During the early 1970s, as a Harvard undergraduate, I became a habitué of Boston's leather bars, especially Herbie's Ramrod Room, adjacent to the bus depot in Park Square, and the Shed, a few doors from the Huntington Avenue YMCA. Neither was situated in an upscale neighborhood like Beacon Hill or the Back Bay. Instead I was forced to walk through the Combat Zone, Boston's counterpart to New York's Times Square, past peep shows and adult theaters, and navigate the Fenway, at that time a primarily residential neighborhood occupied by seniors, students, queers, and aging hippie refugees from the 1960s. My suburban, middle-class upbringing had warned me about life in the naked city. The messages I had heard about poor people, prostitutes, drugs, and street violence told me to rush through these neighborhoods with great trepidation. While my Ivy League life directed me to sherry hours and literary talks, my sex life, apparently, was leading me right into the gutter.
The men whom I met at these bars and with whom I tricked and formed friendships also brought me to places I had never been: local bowling leagues, Friday-night poker games, the dog races. I learned a geography of the city beyond [End Page 101] the museums, the symphony, and the Athenaeum: working-class neighborhoods, industrial areas, and public housing projects. When I arrived at these sites at age seventeen, I was an anxious tourist lured into rough neighborhoods by carnal cravings, against my better judgment. Yet the worlds opened to me then have filled my life with opportunities more satisfying than an evening at the opera or a stroll on the Cambridge Common.
The men with whom I made contact through my wanderings in these neighborhoods were different from my classmates. One man, a building inspector for the city, took me home to South Boston, at that time the bastion of working-class white rage as federal courts forced local schools to admit black students. Once there, I discovered that he lived behind his aunt's house in a trailer with a bumper sticker saying "Keep Southie White." I dated a butcher from East Boston who invited me to his two-room apartment one night, where I found that he lived with his mother and that we had to have sex silently as she snored in the next room. I can recall following a swarthy Italian man back to his home in Mattapan one Saturday night; the next morning I discovered that he was a priest who had to wake up early to make the first mass at his church.
The social world of the leather bars brought me together with men whom my family and roommates had often described as the dangerous other: white ethnics, black and Puerto Rican men, working-class joes. If my daytimes were spent with aspiring lawyers, doctors, and politicians, my evenings were spent with men who delivered mail, loaded ships, drove buses, repaired phone lines, and worked construction. At the time, I knew that I was drawn to these men because I found them to be masculine. The butcher's big hands and arms, the priest's macho stride, the building inspector's unrefined Southie accent spoke to me of an enactment of masculinity whose relationship to manual labor differed from mine and that of my fellow students across the Charles in Cambridge.

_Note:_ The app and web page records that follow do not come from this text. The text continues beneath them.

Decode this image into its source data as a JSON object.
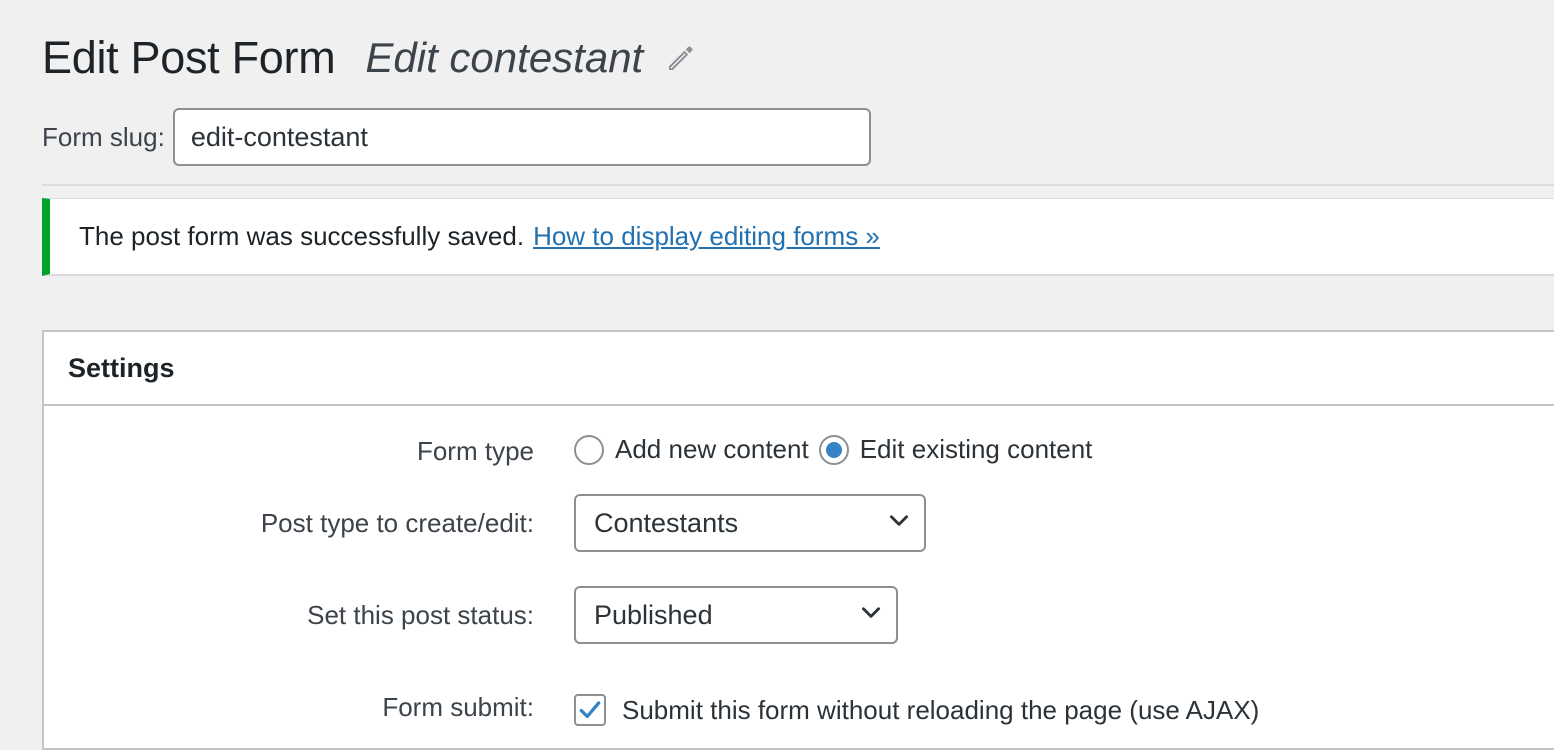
{
  "header": {
    "title": "Edit Post Form",
    "form_name": "Edit contestant",
    "edit_icon": "pencil-icon"
  },
  "slug": {
    "label": "Form slug:",
    "value": "edit-contestant"
  },
  "notice": {
    "message": "The post form was successfully saved.",
    "link_text": "How to display editing forms »",
    "accent_color": "#00a32a"
  },
  "settings": {
    "title": "Settings",
    "form_type": {
      "label": "Form type",
      "options": [
        {
          "label": "Add new content",
          "selected": false
        },
        {
          "label": "Edit existing content",
          "selected": true
        }
      ]
    },
    "post_type": {
      "label": "Post type to create/edit:",
      "selected": "Contestants"
    },
    "post_status": {
      "label": "Set this post status:",
      "selected": "Published"
    },
    "form_submit": {
      "label": "Form submit:",
      "checkbox_label": "Submit this form without reloading the page (use AJAX)",
      "checked": true
    }
  }
}
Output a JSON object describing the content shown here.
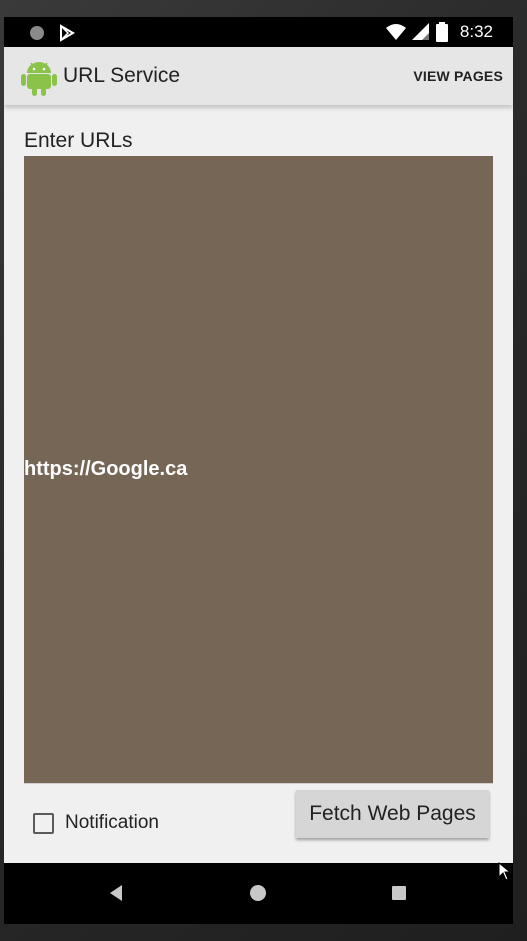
{
  "status_bar": {
    "time": "8:32",
    "icons": [
      "sync-circle-icon",
      "play-store-icon",
      "wifi-icon",
      "signal-icon",
      "battery-icon"
    ]
  },
  "app_bar": {
    "title": "URL Service",
    "logo": "android-logo-icon",
    "action_label": "VIEW PAGES"
  },
  "form": {
    "urls_label": "Enter URLs",
    "urls_value": "https://Google.ca",
    "notification_label": "Notification",
    "notification_checked": false,
    "fetch_button_label": "Fetch Web Pages"
  },
  "nav_bar": {
    "icons": [
      "back-icon",
      "home-icon",
      "recents-icon"
    ]
  },
  "colors": {
    "url_area_bg": "#766656",
    "app_bar_bg": "#e6e6e6",
    "screen_bg": "#f0f0f0"
  }
}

As time has passed, I have realized that my interest in these men and these neighborhoods is part of a broad dynamic of homosocial interclass relations, captured by writers such as Walt Whitman, W. H. Auden, Frank O'Hara, and Paul Monette, that has been at times liberating and at other times part of...